Required work
Write out the records in full and without alteration, setting aside their pictures.

Provided records
....
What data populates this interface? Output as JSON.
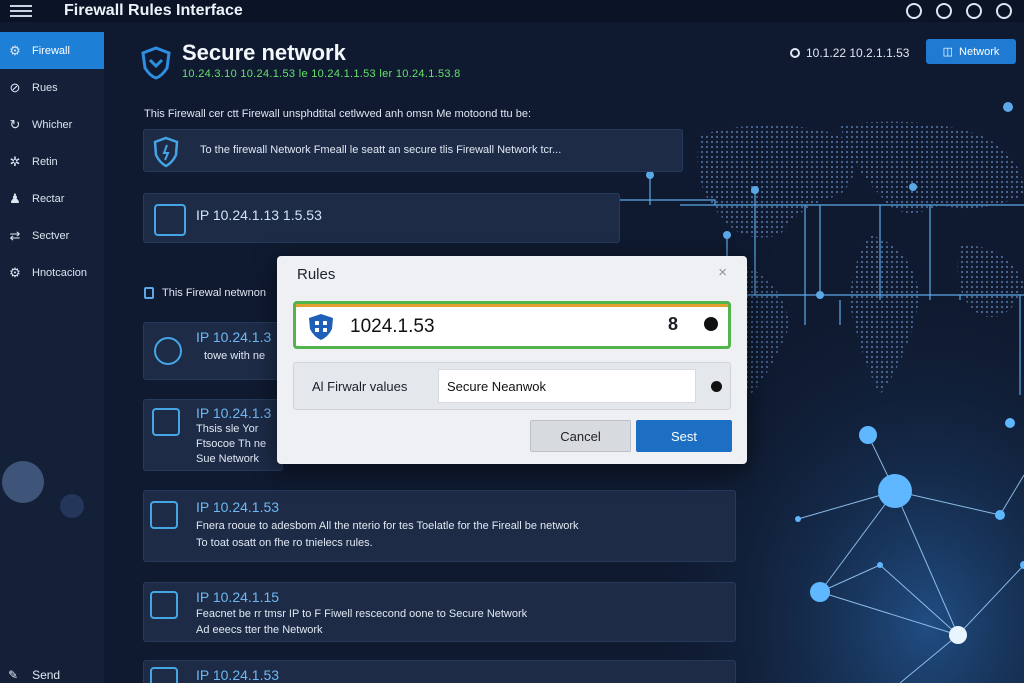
{
  "app": {
    "title": "Firewall Rules Interface"
  },
  "top_icons": [
    "map-pin-icon",
    "gear-icon",
    "compass-icon",
    "settings-icon"
  ],
  "sidebar": {
    "items": [
      {
        "label": "Firewall",
        "icon": "firewall-icon",
        "active": true
      },
      {
        "label": "Rues",
        "icon": "rules-icon"
      },
      {
        "label": "Whicher",
        "icon": "watcher-icon"
      },
      {
        "label": "Retin",
        "icon": "retin-icon"
      },
      {
        "label": "Rectar",
        "icon": "user-icon"
      },
      {
        "label": "Sectver",
        "icon": "sync-icon"
      },
      {
        "label": "Hnotcacion",
        "icon": "notification-icon"
      }
    ],
    "bottom": {
      "label": "Send",
      "icon": "pencil-icon"
    }
  },
  "header": {
    "title": "Secure network",
    "subtitle": "10.24.3.10 10.24.1.53 le 10.24.1.1.53 ler 10.24.1.53.8",
    "ip_display": "10.1.22 10.2.1.1.53",
    "network_button": "Network"
  },
  "intro": "This Firewall cer ctt Firewall unsphdtital cetlwved anh omsn Me motoond ttu be:",
  "cards": [
    {
      "text": "To the firewall Network Fmeall le seatt an secure tlis Firewall Network tcr..."
    },
    {
      "ip": "IP 10.24.1.13 1.5.53"
    }
  ],
  "section_note": "This Firewal netwnon",
  "rules": [
    {
      "ip": "IP 10.24.1.3",
      "lines": [
        "towe with ne"
      ]
    },
    {
      "ip": "IP 10.24.1.3",
      "lines": [
        "Thsis sle Yor",
        "Ftsocoe Th ne",
        "Sue Network"
      ]
    },
    {
      "ip": "IP 10.24.1.53",
      "lines": [
        "Fnera rooue to adesbom All the nterio for tes Toelatle for the Fireall be network",
        "To toat osatt on fhe ro tnielecs rules."
      ]
    },
    {
      "ip": "IP 10.24.1.15",
      "lines": [
        "Feacnet be rr tmsr IP to F Fiwell rescecond oone to Secure Network",
        "Ad eeecs tter the Network"
      ]
    },
    {
      "ip": "IP 10.24.1.53",
      "lines": []
    }
  ],
  "dialog": {
    "title": "Rules",
    "close": "×",
    "ip_value": "1024.1.53",
    "ip_suffix": "8",
    "values_label": "Al Firwalr values",
    "values_input": "Secure Neanwok",
    "cancel": "Cancel",
    "save": "Sest"
  },
  "colors": {
    "accent": "#1f7bd2",
    "sidebar_active": "#1d7fd6",
    "subtitle_green": "#67e06c",
    "ip_blue": "#6fb8f2"
  }
}
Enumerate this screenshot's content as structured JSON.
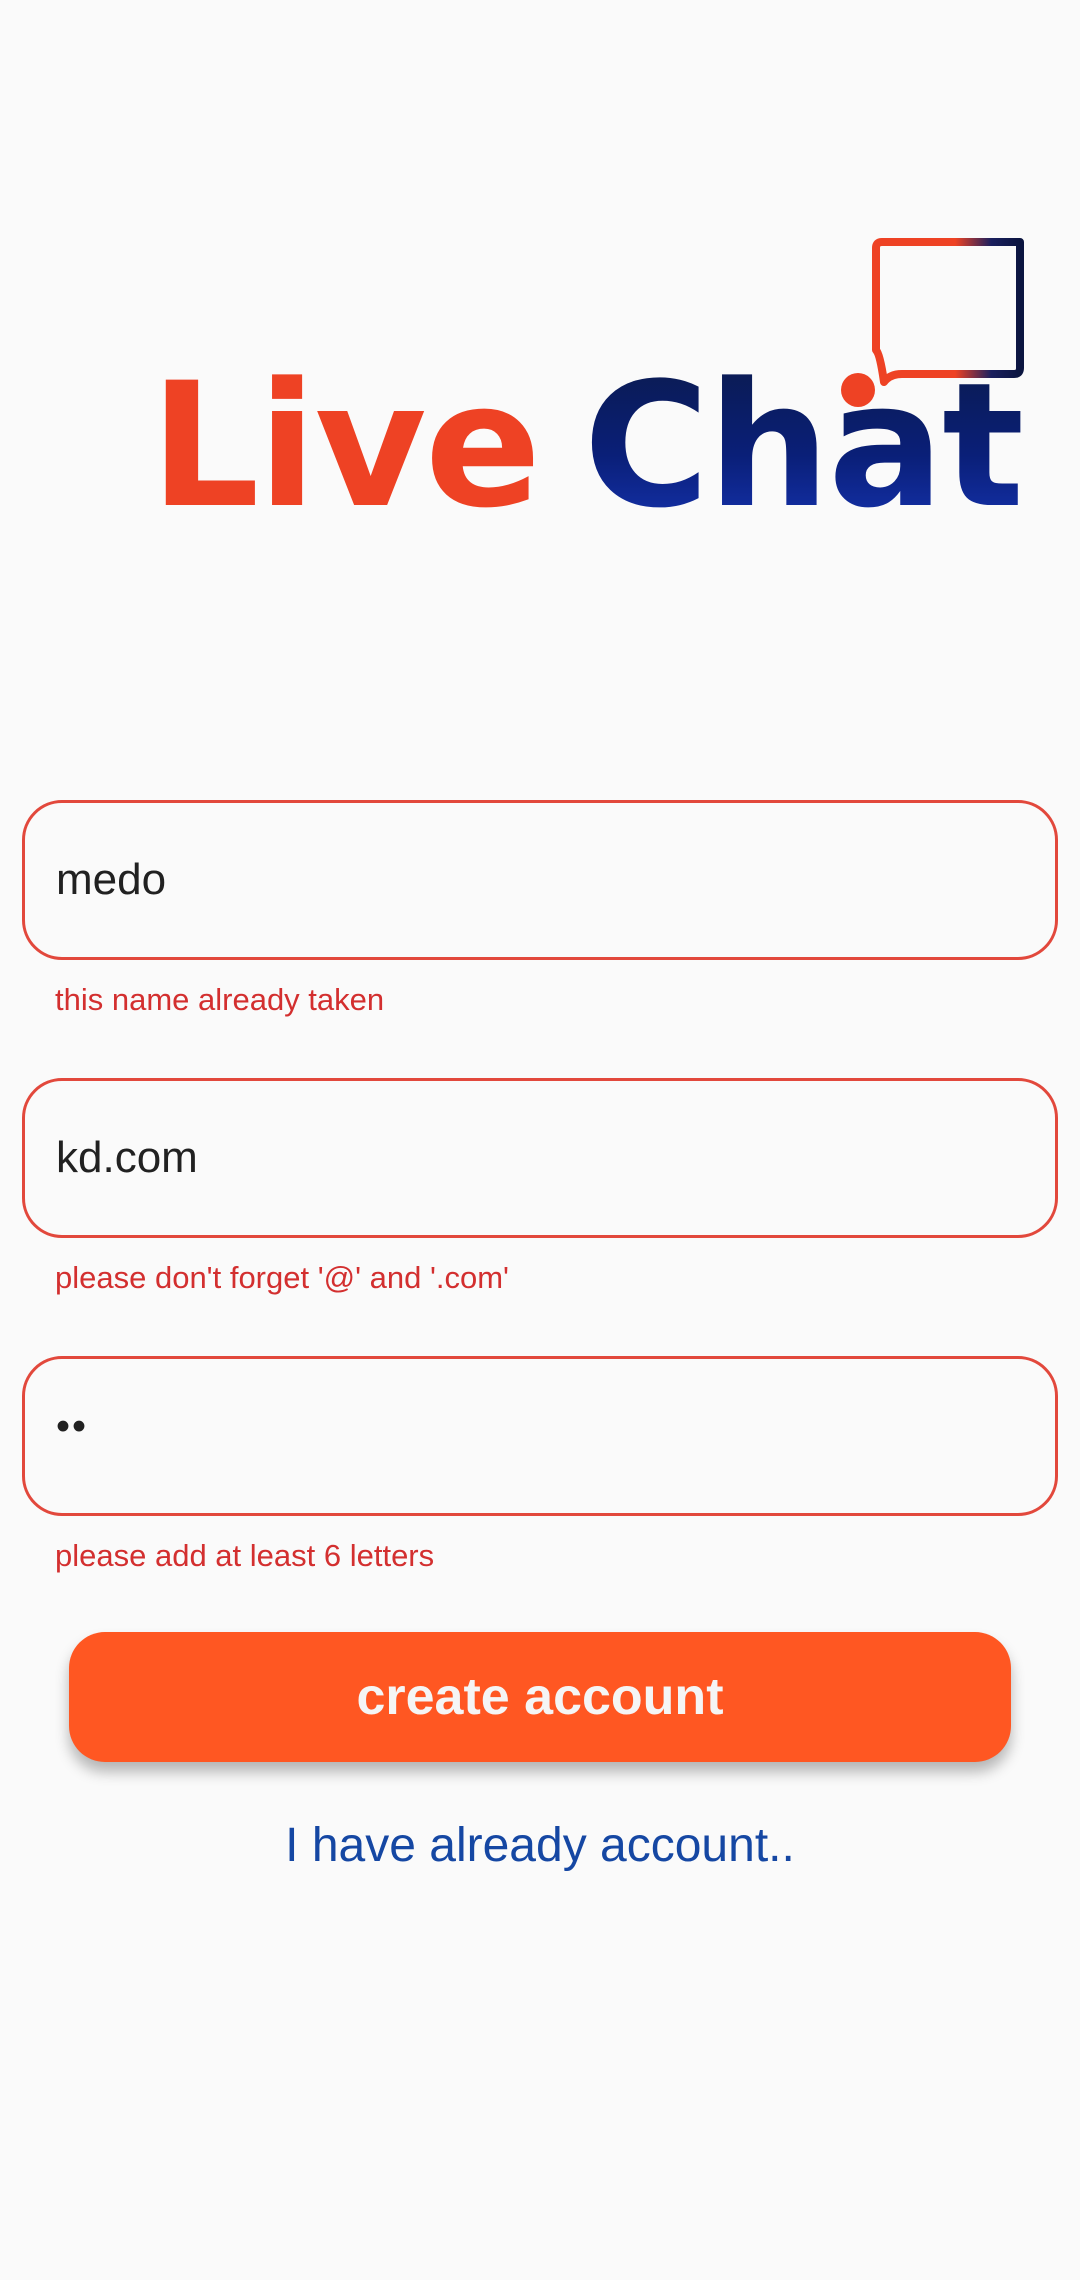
{
  "logo": {
    "word_1": "Live",
    "word_2": "Chat",
    "icon": "chat-bubble-icon",
    "colors": {
      "live": "#ee4224",
      "chat": "#0a1f78"
    }
  },
  "form": {
    "name_field": {
      "value": "medo",
      "error": "this name already taken"
    },
    "email_field": {
      "value": "kd.com",
      "error": "please don't forget '@' and '.com'"
    },
    "password_field": {
      "masked_value": "••",
      "error": "please add at least 6 letters"
    }
  },
  "actions": {
    "create_label": "create account",
    "login_link": "I have already account.."
  },
  "colors": {
    "accent": "#ff5722",
    "error": "#d32f2f",
    "field_border": "#e2483c",
    "link": "#1547a3",
    "background": "#fafafa"
  }
}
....
Output of the task
What data populates this interface? Output as JSON.
{
  "app": {
    "title": "Firewall Rules Interface"
  },
  "top_icons": [
    "map-pin-icon",
    "gear-icon",
    "compass-icon",
    "settings-icon"
  ],
  "sidebar": {
    "items": [
      {
        "label": "Firewall",
        "icon": "firewall-icon",
        "active": true
      },
      {
        "label": "Rues",
        "icon": "rules-icon"
      },
      {
        "label": "Whicher",
        "icon": "watcher-icon"
      },
      {
        "label": "Retin",
        "icon": "retin-icon"
      },
      {
        "label": "Rectar",
        "icon": "user-icon"
      },
      {
        "label": "Sectver",
        "icon": "sync-icon"
      },
      {
        "label": "Hnotcacion",
        "icon": "notification-icon"
      }
    ],
    "bottom": {
      "label": "Send",
      "icon": "pencil-icon"
    }
  },
  "header": {
    "title": "Secure network",
    "subtitle": "10.24.3.10 10.24.1.53 le 10.24.1.1.53 ler 10.24.1.53.8",
    "ip_display": "10.1.22 10.2.1.1.53",
    "network_button": "Network"
  },
  "intro": "This Firewall cer ctt Firewall unsphdtital cetlwved anh omsn Me motoond ttu be:",
  "cards": [
    {
      "text": "To the firewall Network Fmeall le seatt an secure tlis Firewall Network tcr..."
    },
    {
      "ip": "IP 10.24.1.13 1.5.53"
    }
  ],
  "section_note": "This Firewal netwnon",
  "rules": [
    {
      "ip": "IP 10.24.1.3",
      "lines": [
        "towe with ne"
      ]
    },
    {
      "ip": "IP 10.24.1.3",
      "lines": [
        "Thsis sle Yor",
        "Ftsocoe Th ne",
        "Sue Network"
      ]
    },
    {
      "ip": "IP 10.24.1.53",
      "lines": [
        "Fnera rooue to adesbom All the nterio for tes Toelatle for the Fireall be network",
        "To toat osatt on fhe ro tnielecs rules."
      ]
    },
    {
      "ip": "IP 10.24.1.15",
      "lines": [
        "Feacnet be rr tmsr IP to F Fiwell rescecond oone to Secure Network",
        "Ad eeecs tter the Network"
      ]
    },
    {
      "ip": "IP 10.24.1.53",
      "lines": []
    }
  ],
  "dialog": {
    "title": "Rules",
    "close": "×",
    "ip_value": "1024.1.53",
    "ip_suffix": "8",
    "values_label": "Al Firwalr values",
    "values_input": "Secure Neanwok",
    "cancel": "Cancel",
    "save": "Sest"
  },
  "colors": {
    "accent": "#1f7bd2",
    "sidebar_active": "#1d7fd6",
    "subtitle_green": "#67e06c",
    "ip_blue": "#6fb8f2"
  }
}
Enumerate this screenshot's content as structured JSON.
{
  "logo": {
    "word_1": "Live",
    "word_2": "Chat",
    "icon": "chat-bubble-icon",
    "colors": {
      "live": "#ee4224",
      "chat": "#0a1f78"
    }
  },
  "form": {
    "name_field": {
      "value": "medo",
      "error": "this name already taken"
    },
    "email_field": {
      "value": "kd.com",
      "error": "please don't forget '@' and '.com'"
    },
    "password_field": {
      "masked_value": "••",
      "error": "please add at least 6 letters"
    }
  },
  "actions": {
    "create_label": "create account",
    "login_link": "I have already account.."
  },
  "colors": {
    "accent": "#ff5722",
    "error": "#d32f2f",
    "field_border": "#e2483c",
    "link": "#1547a3",
    "background": "#fafafa"
  }
}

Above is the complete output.